For over fifty years, Samuel Augustus Mitchell, alongside his son and successor were some of the most prominent publishers of maps and atlases in the United States. S.A. Mitchell Sr. found the quality of early geography text books to be lacking, and determined that he would write and publish better works. This decision led him to relocate to Philadelphia in 1829 or 1830, which was then the center of commercial publishing in America.
Mitchell’s first cartographic work was the re-issue of Anthony Finley’s New American Atlas in 1831. While the map content in Mitchell’s edition is the same as Finley’s, each map had been significantly improved, primarily with the addition of new towns and roads, especially in the south and west. Mitchell continued to work with the publication of the New American Atlas; Mitchell began issuing the individual maps in pocket map format, which would become one of Mitchell's most popular and enduring works.
Mitchell was neither a cartographer nor an engraver. His primary function was as the editor and business manager of his publishing company. Beginning in 1839, Mitchell also began publication of his school atlas. This work was issued by Mitchell and his successors from 1839 to 1886. He changed the copperplates to lithography, utilizing Peter S. Duval in Philadelphia to produce the stones. Mitchell re-issued the atlas at least annually until 1850.

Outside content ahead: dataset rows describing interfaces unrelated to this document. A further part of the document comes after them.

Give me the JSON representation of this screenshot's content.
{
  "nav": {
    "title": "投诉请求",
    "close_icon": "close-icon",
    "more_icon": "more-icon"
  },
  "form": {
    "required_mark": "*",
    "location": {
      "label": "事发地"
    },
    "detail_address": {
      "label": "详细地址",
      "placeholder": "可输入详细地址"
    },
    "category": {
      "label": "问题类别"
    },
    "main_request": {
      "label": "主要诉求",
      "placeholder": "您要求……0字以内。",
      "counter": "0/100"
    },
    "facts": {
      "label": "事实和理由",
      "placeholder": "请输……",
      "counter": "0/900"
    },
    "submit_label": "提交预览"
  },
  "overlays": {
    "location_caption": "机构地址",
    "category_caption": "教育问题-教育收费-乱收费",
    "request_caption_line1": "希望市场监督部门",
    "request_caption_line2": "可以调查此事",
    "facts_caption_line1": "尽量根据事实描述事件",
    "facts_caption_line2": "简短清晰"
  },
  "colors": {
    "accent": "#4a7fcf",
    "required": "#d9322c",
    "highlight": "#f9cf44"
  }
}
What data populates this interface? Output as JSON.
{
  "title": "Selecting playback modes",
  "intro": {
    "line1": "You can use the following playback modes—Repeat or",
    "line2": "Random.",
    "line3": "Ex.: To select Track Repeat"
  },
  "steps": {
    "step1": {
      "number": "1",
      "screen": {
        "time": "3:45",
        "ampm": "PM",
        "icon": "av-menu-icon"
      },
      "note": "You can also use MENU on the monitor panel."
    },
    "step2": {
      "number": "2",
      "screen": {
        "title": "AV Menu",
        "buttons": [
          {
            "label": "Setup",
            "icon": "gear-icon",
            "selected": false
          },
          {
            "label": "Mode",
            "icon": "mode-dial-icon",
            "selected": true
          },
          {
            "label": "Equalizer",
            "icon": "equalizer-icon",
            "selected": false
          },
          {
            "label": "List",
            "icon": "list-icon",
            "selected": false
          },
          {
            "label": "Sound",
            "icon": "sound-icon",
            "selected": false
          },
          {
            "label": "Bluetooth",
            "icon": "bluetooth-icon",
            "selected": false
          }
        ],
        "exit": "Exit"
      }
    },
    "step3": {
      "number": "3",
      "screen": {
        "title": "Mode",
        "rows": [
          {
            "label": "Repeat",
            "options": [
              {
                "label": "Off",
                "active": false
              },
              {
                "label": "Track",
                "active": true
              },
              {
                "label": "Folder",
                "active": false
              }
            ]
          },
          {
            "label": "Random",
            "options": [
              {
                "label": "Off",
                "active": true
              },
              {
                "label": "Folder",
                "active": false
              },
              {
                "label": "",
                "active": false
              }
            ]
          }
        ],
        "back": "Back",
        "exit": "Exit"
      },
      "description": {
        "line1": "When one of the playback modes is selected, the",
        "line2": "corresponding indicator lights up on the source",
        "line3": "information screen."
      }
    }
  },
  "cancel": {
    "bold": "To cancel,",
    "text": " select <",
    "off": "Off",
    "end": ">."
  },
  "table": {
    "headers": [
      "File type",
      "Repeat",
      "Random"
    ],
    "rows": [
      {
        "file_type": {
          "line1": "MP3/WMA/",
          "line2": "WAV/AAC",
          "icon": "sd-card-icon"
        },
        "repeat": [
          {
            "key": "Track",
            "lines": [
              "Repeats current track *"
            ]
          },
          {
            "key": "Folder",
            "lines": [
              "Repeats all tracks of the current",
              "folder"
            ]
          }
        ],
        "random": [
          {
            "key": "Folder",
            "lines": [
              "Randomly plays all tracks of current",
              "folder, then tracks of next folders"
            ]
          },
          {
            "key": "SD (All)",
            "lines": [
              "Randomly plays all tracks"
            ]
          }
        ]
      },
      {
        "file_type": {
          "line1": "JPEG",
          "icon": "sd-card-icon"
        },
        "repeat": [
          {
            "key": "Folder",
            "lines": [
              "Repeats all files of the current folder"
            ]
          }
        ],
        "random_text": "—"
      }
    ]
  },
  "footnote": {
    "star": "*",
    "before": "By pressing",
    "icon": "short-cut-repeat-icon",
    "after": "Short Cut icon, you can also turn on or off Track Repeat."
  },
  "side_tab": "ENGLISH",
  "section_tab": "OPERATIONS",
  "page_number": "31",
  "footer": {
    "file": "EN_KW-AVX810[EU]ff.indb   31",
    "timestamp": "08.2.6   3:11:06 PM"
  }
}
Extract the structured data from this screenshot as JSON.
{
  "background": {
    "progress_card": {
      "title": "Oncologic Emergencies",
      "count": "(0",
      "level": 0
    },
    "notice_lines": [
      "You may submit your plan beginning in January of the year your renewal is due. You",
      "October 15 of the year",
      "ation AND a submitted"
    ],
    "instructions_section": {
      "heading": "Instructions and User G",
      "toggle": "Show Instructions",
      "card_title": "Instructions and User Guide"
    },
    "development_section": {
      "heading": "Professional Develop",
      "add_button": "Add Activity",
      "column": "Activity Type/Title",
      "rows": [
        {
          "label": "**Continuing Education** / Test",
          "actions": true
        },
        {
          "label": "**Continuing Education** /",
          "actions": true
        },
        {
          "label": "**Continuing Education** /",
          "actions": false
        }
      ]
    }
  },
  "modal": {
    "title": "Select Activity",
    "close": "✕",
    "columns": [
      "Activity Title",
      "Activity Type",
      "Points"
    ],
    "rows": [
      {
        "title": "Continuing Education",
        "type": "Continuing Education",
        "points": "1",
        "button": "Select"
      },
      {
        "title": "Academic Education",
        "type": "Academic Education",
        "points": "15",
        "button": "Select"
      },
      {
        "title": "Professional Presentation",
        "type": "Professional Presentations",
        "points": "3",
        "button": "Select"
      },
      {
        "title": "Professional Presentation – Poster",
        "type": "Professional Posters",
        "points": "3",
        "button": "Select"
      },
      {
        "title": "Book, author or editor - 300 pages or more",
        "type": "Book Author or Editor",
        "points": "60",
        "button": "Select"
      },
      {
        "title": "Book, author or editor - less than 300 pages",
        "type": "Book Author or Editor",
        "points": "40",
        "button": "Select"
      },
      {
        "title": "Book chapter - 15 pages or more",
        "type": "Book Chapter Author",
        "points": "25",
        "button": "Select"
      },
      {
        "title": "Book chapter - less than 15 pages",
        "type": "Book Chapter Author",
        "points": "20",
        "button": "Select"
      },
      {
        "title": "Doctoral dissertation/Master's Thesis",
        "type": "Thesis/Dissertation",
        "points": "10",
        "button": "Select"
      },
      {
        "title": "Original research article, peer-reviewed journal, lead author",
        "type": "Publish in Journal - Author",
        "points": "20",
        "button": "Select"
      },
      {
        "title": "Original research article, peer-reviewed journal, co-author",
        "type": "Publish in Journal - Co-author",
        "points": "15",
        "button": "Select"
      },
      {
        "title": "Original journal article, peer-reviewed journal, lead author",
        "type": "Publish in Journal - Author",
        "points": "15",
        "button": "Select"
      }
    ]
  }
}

In 1860, Mitchell’s son, Samuel Augustus Mitchell Jr. began issuing Mitchell’s New General Atlas. While his father had continued to issue wall maps and other works, Samuel Augustus Mitchell Jr. inherited the Mitchell Company from his father that same year. For over thirty years, the company had specialized in the production of school atlases and wall maps of America. In 1860, Samuel Jr. released the New General Atlas, which had been compiled in house and replaced a previous atlas by Tanner. The elder Mitchell died in 1868. The New General Atlas was issued by SA Mitchell Jr. until 1887 and continued the business until the 1890s.
At its height, the Mitchell Company employed 250 people and sold 400,000 publications annually. Their most notable contributions to map printing were the floral borders to add elegance to each map & the pioneering of steel-plate engravings being one of the earliest uses of the technique in map publishing in America, utilizing nearby Trenton NJ's major export of steel and was the first company to publish a steel-plate atlas.
We are proud to offer a wide variety of original antique maps for viewing and display. Please stop by our shop to see our full collection of American print history.